LONDON (Reuters) – British Prime Minister Theresa May will meet German Chancellor Angela Merkel and French President Emmanuel Macron on Tuesday to argue for a Brexit delay while her ministers hold crisis talks with Labour to try to break the deadlock in London.
Britain's Prime Minister Theresa May arrives at church, as Brexit turmoil continues, near High Wycombe, Britain April 7, 2019. REUTERS/Simon Dawson
Britains departure from the EU has already been delayed once but May is asking for yet more time as she courts veteran socialist Jeremy Corbyn, whose opposition Labour Party wants to keep Britain more closely tied to the bloc after Brexit.

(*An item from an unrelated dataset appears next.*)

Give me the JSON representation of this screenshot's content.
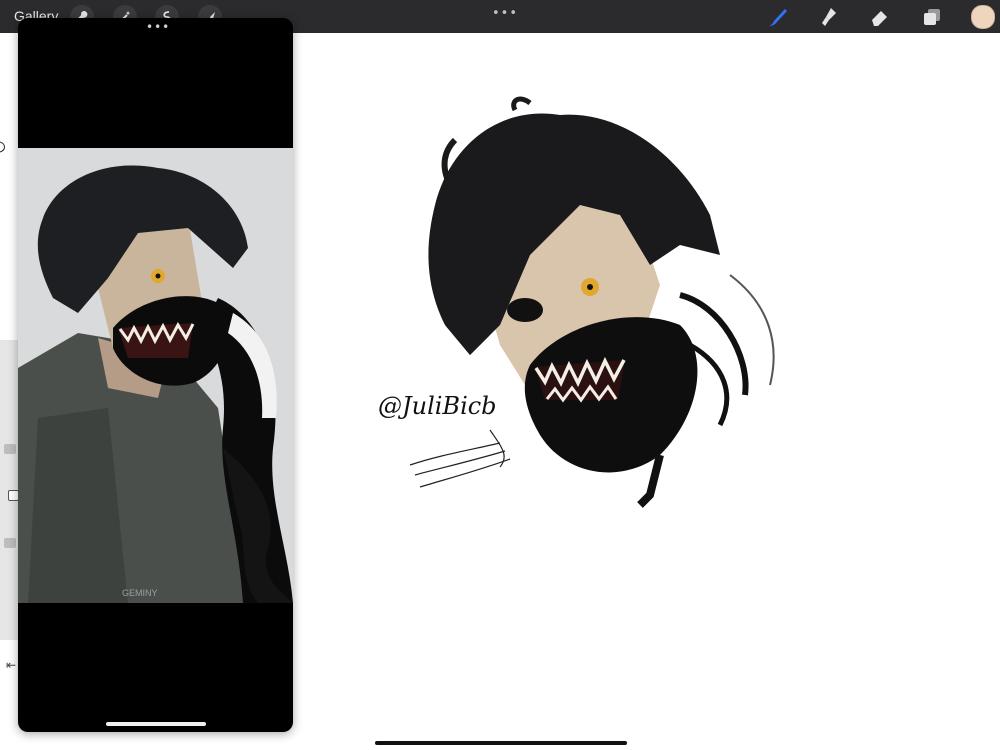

“The Prime Minister has not yet moved off her red lines so we can reach a compromise,” Corbyn said ahead of further talks between his team and government ministers on Tuesday.

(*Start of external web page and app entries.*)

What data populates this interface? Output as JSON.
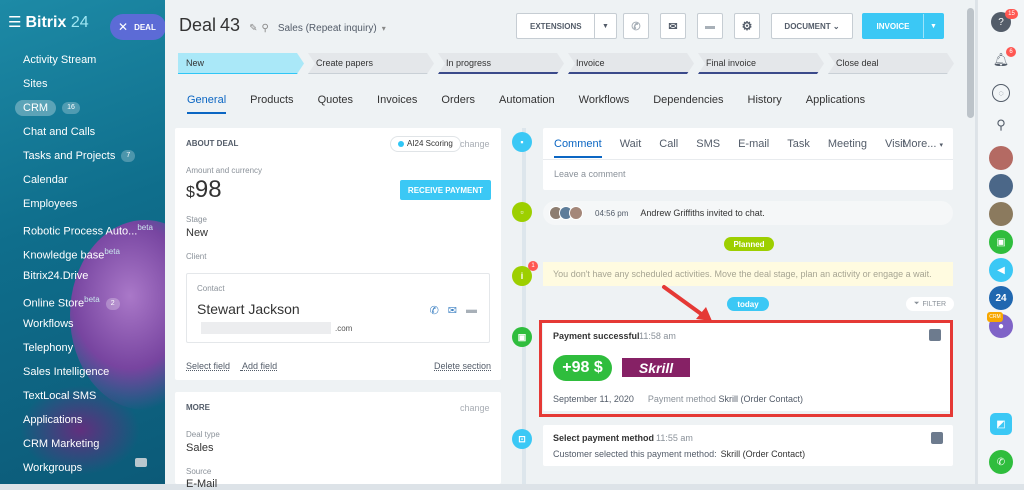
{
  "brand": {
    "name": "Bitrix",
    "num": "24",
    "menu_icon": "hamburger-icon"
  },
  "deal_button": {
    "label": "DEAL",
    "icon": "close-icon"
  },
  "sidebar": {
    "items": [
      {
        "label": "Activity Stream"
      },
      {
        "label": "Sites"
      },
      {
        "label": "CRM",
        "count": "16",
        "active": true
      },
      {
        "label": "Chat and Calls"
      },
      {
        "label": "Tasks and Projects",
        "count": "7"
      },
      {
        "label": "Calendar"
      },
      {
        "label": "Employees"
      },
      {
        "label": "Robotic Process Auto...",
        "sup": "beta"
      },
      {
        "label": "Knowledge base",
        "sup": "beta"
      },
      {
        "label": "Bitrix24.Drive"
      },
      {
        "label": "Online Store",
        "sup": "beta",
        "count": "2"
      },
      {
        "label": "Workflows"
      },
      {
        "label": "Telephony"
      },
      {
        "label": "Sales Intelligence"
      },
      {
        "label": "TextLocal SMS"
      },
      {
        "label": "Applications"
      },
      {
        "label": "CRM Marketing"
      },
      {
        "label": "Workgroups"
      }
    ]
  },
  "header": {
    "title": "Deal",
    "number": "43",
    "subtitle": "Sales (Repeat inquiry)",
    "extensions_label": "EXTENSIONS",
    "document_label": "DOCUMENT",
    "invoice_label": "INVOICE"
  },
  "stages": [
    {
      "label": "New",
      "state": "active"
    },
    {
      "label": "Create papers",
      "state": ""
    },
    {
      "label": "In progress",
      "state": "dark"
    },
    {
      "label": "Invoice",
      "state": "dark"
    },
    {
      "label": "Final invoice",
      "state": "dark"
    },
    {
      "label": "Close deal",
      "state": ""
    }
  ],
  "tabs": [
    {
      "label": "General",
      "active": true
    },
    {
      "label": "Products"
    },
    {
      "label": "Quotes"
    },
    {
      "label": "Invoices"
    },
    {
      "label": "Orders"
    },
    {
      "label": "Automation"
    },
    {
      "label": "Workflows"
    },
    {
      "label": "Dependencies"
    },
    {
      "label": "History"
    },
    {
      "label": "Applications"
    }
  ],
  "about": {
    "heading": "ABOUT DEAL",
    "scoring": "AI24 Scoring",
    "change": "change",
    "amount_label": "Amount and currency",
    "currency_symbol": "$",
    "amount": "98",
    "receive_label": "RECEIVE PAYMENT",
    "stage_label": "Stage",
    "stage_value": "New",
    "client_label": "Client",
    "contact_label": "Contact",
    "contact_name": "Stewart Jackson",
    "email_suffix": ".com",
    "select_field": "Select field",
    "add_field": "Add field",
    "delete_section": "Delete section"
  },
  "more_section": {
    "heading": "MORE",
    "change": "change",
    "deal_type_label": "Deal type",
    "deal_type_value": "Sales",
    "source_label": "Source",
    "source_value": "E-Mail"
  },
  "composer": {
    "tabs": [
      "Comment",
      "Wait",
      "Call",
      "SMS",
      "E-mail",
      "Task",
      "Meeting",
      "Visit"
    ],
    "more": "More...",
    "placeholder": "Leave a comment"
  },
  "chat_event": {
    "time": "04:56 pm",
    "text": "Andrew Griffiths invited to chat."
  },
  "planned_label": "Planned",
  "no_activities": "You don't have any scheduled activities. Move the deal stage, plan an activity or engage a wait.",
  "no_activities_badge": "1",
  "today_label": "today",
  "filter_label": "FILTER",
  "payment": {
    "title": "Payment successful",
    "time": "11:58 am",
    "amount": "+98 $",
    "provider": "Skrill",
    "date": "September 11, 2020",
    "method_label": "Payment method",
    "method_value": "Skrill (Order Contact)"
  },
  "select_method": {
    "title": "Select payment method",
    "time": "11:55 am",
    "text": "Customer selected this payment method:",
    "value": "Skrill (Order Contact)"
  },
  "right_panel": {
    "help_badge": "15",
    "notif_badge": "6",
    "crm_tag": "CRM",
    "b24": "24"
  },
  "colors": {
    "accent": "#3bc8f5",
    "link": "#0b66c3",
    "success": "#2fbd3d",
    "highlight": "#e53935",
    "skrill": "#862165"
  }
}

While May travels to Berlin and Paris ahead of an emergency EU summit in Brussels on Wednesday, British lawmakers will hold a 90-minute debate on her proposal to delay Britains EU departure date to June 30 from April 12.

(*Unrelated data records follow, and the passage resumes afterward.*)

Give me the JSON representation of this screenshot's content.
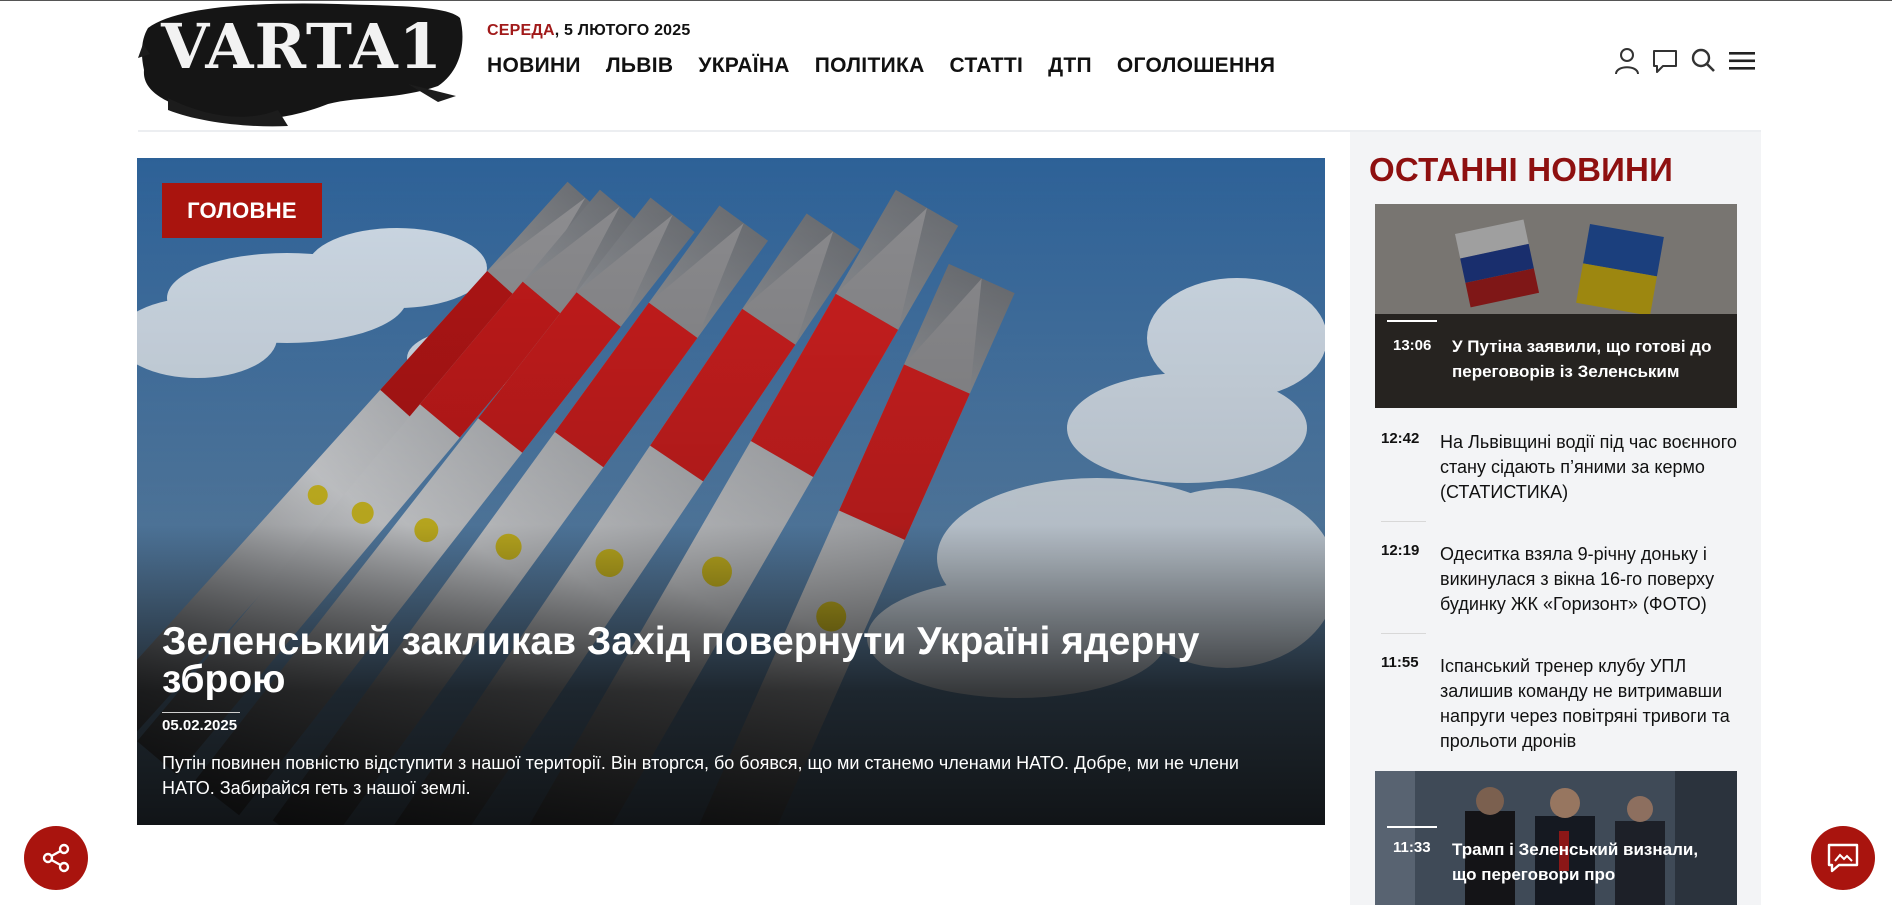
{
  "header": {
    "logo_text": "VARTA1",
    "date_day": "СЕРЕДА",
    "date_rest": ", 5 ЛЮТОГО 2025",
    "nav": [
      "НОВИНИ",
      "ЛЬВІВ",
      "УКРАЇНА",
      "ПОЛІТИКА",
      "СТАТТІ",
      "ДТП",
      "ОГОЛОШЕННЯ"
    ],
    "icons": [
      "user-icon",
      "comments-icon",
      "search-icon",
      "menu-icon"
    ]
  },
  "hero": {
    "badge": "ГОЛОВНЕ",
    "title": "Зеленський закликав Захід повернути Україні ядерну зброю",
    "date": "05.02.2025",
    "lead": "Путін повинен повністю відступити з нашої території. Він вторгся, бо боявся, що ми станемо членами НАТО. Добре, ми не члени НАТО. Забирайся геть з нашої землі."
  },
  "sidebar": {
    "title": "ОСТАННІ НОВИНИ",
    "news": [
      {
        "time": "13:06",
        "title": "У Путіна заявили, що готові до переговорів із Зеленським"
      },
      {
        "time": "12:42",
        "title": "На Львівщині водії під час воєнного стану сідають п’яними за кермо (СТАТИСТИКА)"
      },
      {
        "time": "12:19",
        "title": "Одеситка взяла 9-річну доньку і викинулася з вікна 16-го поверху будинку ЖК «Горизонт» (ФОТО)"
      },
      {
        "time": "11:55",
        "title": "Іспанський тренер клубу УПЛ залишив команду не витримавши напруги через повітряні тривоги та прольоти дронів"
      },
      {
        "time": "11:33",
        "title": "Трамп і Зеленський визнали, що переговори про"
      }
    ]
  },
  "floating": {
    "share_icon": "share-icon",
    "chat_icon": "chat-icon"
  },
  "colors": {
    "accent": "#a9140e",
    "title_red": "#8e1010",
    "sidebar_bg": "#f3f4f6"
  }
}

The debate has been forced on the government by parliament passing a law on Monday which will give lawmakers the power to scrutinise and even make legally binding changes to Mays request to extend the Article 50 negotiating period again.
Labours demands include keeping Britain in a customs union with the EU, something which is hard to reconcile with Mays desire for Britain to have an independent trade policy.
The Telegraph reported Labour and the government were still discussing both a customs union and the idea of holding a confirmatory referendum on any deal they agree.
Both ideas are anathema to many in Mays party, whose rebels have helped trigger three parliamentary defeats of the withdrawal deal she negotiated with the EU last year.
“Ive said many times before, we can be more, much more ambitious in our future relationship with the UK,” EU chief negotiator Michel Barnier told a news conference with Irish Prime Minister Leo Varadkar in Dublin on Monday.
The 2016 referendum revealed a United Kingdom divided over much more than EU membership, and has sparked impassioned debate about everything from secession and immigration to capitalism, empire and what it means to be British.
Yet, more than a week after Britain was originally supposed to have left the EU, nothing is resolved as May, the weakest British leader in a generation, battles to get a divorce deal ratified by a profoundly divided parliament.
If Britains exit is delayed beyond May 22, the EU has said it will have to take part in European Parliament elections. The British government on Monday took the legal steps necessary to take part in that vote.
“It does not make these elections inevitable, as leaving the EU before the date of election automatically removes our obligation to take part,” a government spokesman said.
EU leaders, fatigued by the serpentine Brexit crisis, must decide on Wednesday whether to grant May a further delay. Read More